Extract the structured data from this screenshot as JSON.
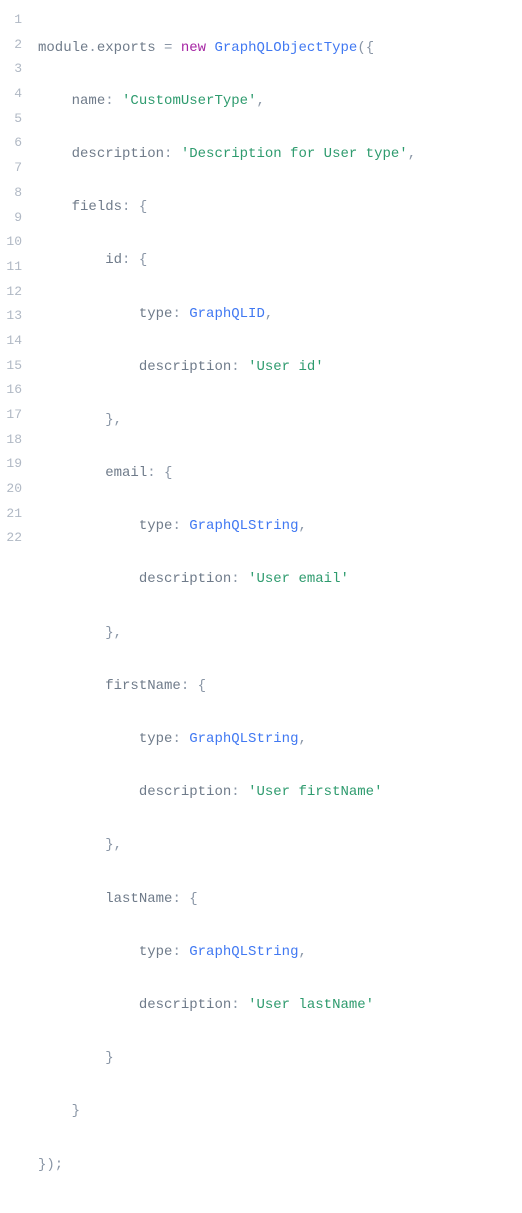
{
  "lineNumbers": [
    "1",
    "2",
    "3",
    "4",
    "5",
    "6",
    "7",
    "8",
    "9",
    "10",
    "11",
    "12",
    "13",
    "14",
    "15",
    "16",
    "17",
    "18",
    "19",
    "20",
    "21",
    "22"
  ],
  "code": {
    "module": "module",
    "exports": "exports",
    "eq": " = ",
    "new": "new",
    "sp": " ",
    "graphQLObjectType": "GraphQLObjectType",
    "lparenBrace": "({",
    "indent1": "    ",
    "indent2": "        ",
    "indent3": "            ",
    "nameKey": "name",
    "colon": ": ",
    "customUserType": "'CustomUserType'",
    "comma": ",",
    "descriptionKey": "description",
    "descForUserType": "'Description for User type'",
    "fieldsKey": "fields",
    "lbrace": "{",
    "idKey": "id",
    "typeKey": "type",
    "graphQLID": "GraphQLID",
    "userIdStr": "'User id'",
    "rbrace": "}",
    "rbraceComma": "},",
    "emailKey": "email",
    "graphQLString": "GraphQLString",
    "userEmailStr": "'User email'",
    "firstNameKey": "firstName",
    "userFirstNameStr": "'User firstName'",
    "lastNameKey": "lastName",
    "userLastNameStr": "'User lastName'",
    "closeAll": "});",
    "dot": "."
  }
}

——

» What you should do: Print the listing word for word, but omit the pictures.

» Response to this exercise:
Extract the structured data from this screenshot as JSON.
{
  "lineNumbers": [
    "1",
    "2",
    "3",
    "4",
    "5",
    "6",
    "7",
    "8",
    "9",
    "10",
    "11",
    "12",
    "13",
    "14",
    "15",
    "16",
    "17",
    "18",
    "19",
    "20",
    "21",
    "22"
  ],
  "code": {
    "module": "module",
    "exports": "exports",
    "eq": " = ",
    "new": "new",
    "sp": " ",
    "graphQLObjectType": "GraphQLObjectType",
    "lparenBrace": "({",
    "indent1": "    ",
    "indent2": "        ",
    "indent3": "            ",
    "nameKey": "name",
    "colon": ": ",
    "customUserType": "'CustomUserType'",
    "comma": ",",
    "descriptionKey": "description",
    "descForUserType": "'Description for User type'",
    "fieldsKey": "fields",
    "lbrace": "{",
    "idKey": "id",
    "typeKey": "type",
    "graphQLID": "GraphQLID",
    "userIdStr": "'User id'",
    "rbrace": "}",
    "rbraceComma": "},",
    "emailKey": "email",
    "graphQLString": "GraphQLString",
    "userEmailStr": "'User email'",
    "firstNameKey": "firstName",
    "userFirstNameStr": "'User firstName'",
    "lastNameKey": "lastName",
    "userLastNameStr": "'User lastName'",
    "closeAll": "});",
    "dot": "."
  }
}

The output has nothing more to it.